  7. ^ Kumar, Sanjay; Tomar, Munendra Singh; Acharya, Arbind (October 2015). "Chelerythrine delayed tumor growth and increased survival duration of Dalton's lymphoma bearing BALB/c H(2d) mice by activation of NK cells in vivo". Journal of Cancer Research and Therapeutics. 11 (4): 904–910. doi:10.4103/0973-1482.143342. ISSN 1998-4138. PMID 26881539.
  8. ^ Vieira, Saulo Martins; de Oliveira, Vanessa Honorato; Valente, Raphael do Carmo; Moreira, Otacílio da Cruz; Fontes, Carlos Frederico Leite; Mignaco, Julio Alberto (2015-03-15). "Chelerythrine inhibits the sarco/endoplasmic reticulum Ca(2+)-ATPase and results in cell Ca(2+) imbalance". Archives of Biochemistry and Biophysics. 570: 58–65. doi:10.1016/ ISSN 1096-0384. PMID 25721495.
  9. ^ Shen, Yizhong; Zhu, Chunlei; Wang, Yaping; Xu, Jingjing; Xue, Ruyu; Ji, Fuyun; Wu, Yiwei; Wu, Zeyu; Zhang, Wencheng; Zheng, Zhi; Ye, Yingwang (2020-01-01). "Evaluation the binding of chelerythrine, a potentially harmful toxin, with bovine serum albumin". Food and Chemical Toxicology. 135: 110933. doi:10.1016/j.fct.2019.110933. ISSN 0278-6915. PMID 31682930.
  10. ^ Zhang, Zhengfu; Guo, Ying; Zhang, Lingwei; Zhang, Jianbin; Wei, Xionghui (2012-10-01). "Chelerythrine chloride from Macleaya cordata induces growth inhibition and apoptosis in human gastric cancer BGC-823 cells". Acta Pharmaceutica Sinica B. 2 (5): 464–471. doi:10.1016/j.apsb.2011.12.013. ISSN 2211-3835.

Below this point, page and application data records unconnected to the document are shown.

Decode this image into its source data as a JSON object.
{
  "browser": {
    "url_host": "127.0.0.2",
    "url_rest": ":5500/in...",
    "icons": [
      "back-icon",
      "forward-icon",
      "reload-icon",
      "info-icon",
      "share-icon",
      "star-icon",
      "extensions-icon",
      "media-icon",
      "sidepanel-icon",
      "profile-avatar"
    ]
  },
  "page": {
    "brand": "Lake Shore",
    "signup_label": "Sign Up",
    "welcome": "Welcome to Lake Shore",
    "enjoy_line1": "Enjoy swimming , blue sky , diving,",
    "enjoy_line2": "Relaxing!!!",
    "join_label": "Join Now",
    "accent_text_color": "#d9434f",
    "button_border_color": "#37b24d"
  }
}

  11. ^ Yang, Rosania; Tavares, Maurício T.; Teixeira, Sarah F.; Azevedo, Ricardo A.; C Pietro, Diego; Fernandes, Thais B.; Ferreira, Adilson K.; Trossini, Gustavo H. G.; Barbuto, José A. M.; Parise-Filho, Roberto (1 October 2016). "Toward chelerythrine optimization: Analogues designed by molecular simplification exhibit selective growth inhibition in non-small-cell lung cancer cells". Bioorganic & Medicinal Chemistry. 24 (19): 4600–4610. doi:10.1016/j.bmc.2016.07.065. ISSN 1464-3391. PMID 27561984.

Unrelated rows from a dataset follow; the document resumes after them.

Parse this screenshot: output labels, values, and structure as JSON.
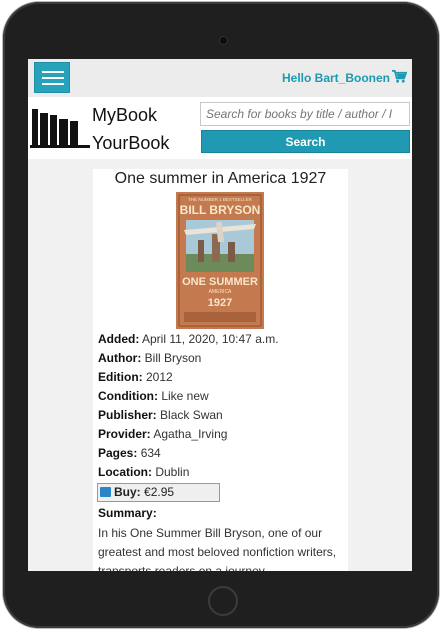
{
  "topbar": {
    "greeting": "Hello Bart_Boonen",
    "menu_icon": "hamburger-icon",
    "cart_icon": "cart-icon"
  },
  "header": {
    "brand_line1": "MyBook",
    "brand_line2": "YourBook",
    "search_placeholder": "Search for books by title / author / I",
    "search_label": "Search"
  },
  "book": {
    "title": "One summer in America 1927",
    "cover": {
      "banner": "THE NUMBER 1 BESTSELLER",
      "author": "BILL BRYSON",
      "title_line1": "ONE SUMMER",
      "title_line2": "AMERICA",
      "title_line3": "1927"
    },
    "details": [
      {
        "label": "Added:",
        "value": "April 11, 2020, 10:47 a.m."
      },
      {
        "label": "Author:",
        "value": "Bill Bryson"
      },
      {
        "label": "Edition:",
        "value": "2012"
      },
      {
        "label": "Condition:",
        "value": "Like new"
      },
      {
        "label": "Publisher:",
        "value": "Black Swan"
      },
      {
        "label": "Provider:",
        "value": "Agatha_Irving"
      },
      {
        "label": "Pages:",
        "value": "634"
      },
      {
        "label": "Location:",
        "value": "Dublin"
      }
    ],
    "buy_label": "Buy:",
    "price": "€2.95",
    "summary_label": "Summary:",
    "summary": "In his One Summer Bill Bryson, one of our greatest and most beloved nonfiction writers, transports readers on a journey"
  },
  "colors": {
    "accent": "#1f9ab2",
    "screen_bg": "#f1f1f1",
    "frame": "#1f1f1f"
  }
}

  12. ^ Saavedra, Ana; Fernández-García, Sara; Cases, Silvia; Puigdellívol, Mar; Alcalá-Vida, Rafael; Martín-Flores, Núria; Alberch, Jordi; Ginés, Silvia; Malagelada, Cristina; Pérez-Navarro, Esther (April 2017). "Chelerythrine promotes Ca2+-dependent calpain activation in neuronal cells in a PKC-independent manner". Biochimica et Biophysica Acta (BBA) - General Subjects. 1861 (4): 922–935. doi:10.1016/j.bbagen.2017.01.021. ISSN 0304-4165. PMID 28130160.
  13. ^ Vieira, Saulo Martins; de Oliveira, Vanessa Honorato; Valente, Raphael do Carmo; Moreira, Otacílio da Cruz; Fontes, Carlos Frederico Leite; Mignaco, Julio Alberto (2015-03-15). "Chelerythrine inhibits the sarco/endoplasmic reticulum Ca(2+)-ATPase and results in cell Ca(2+) imbalance". Archives of Biochemistry and Biophysics. 570: 58–65. doi:10.1016/ ISSN 1096-0384. PMID 25721495.
  14. ^ He, Nan; Wang, Peiqing; Wang, Pengyu; Ma, Changyang; Kang, Wenyi (2018-09-26). "Antibacterial mechanism of chelerythrine isolated from root of Toddalia asiatica (Linn) Lam". BMC Complementary and Alternative Medicine. 18 (1): 261. doi:10.1186/s12906-018-2317-3. ISSN 1472-6882. PMC 6158911. PMID 30257662.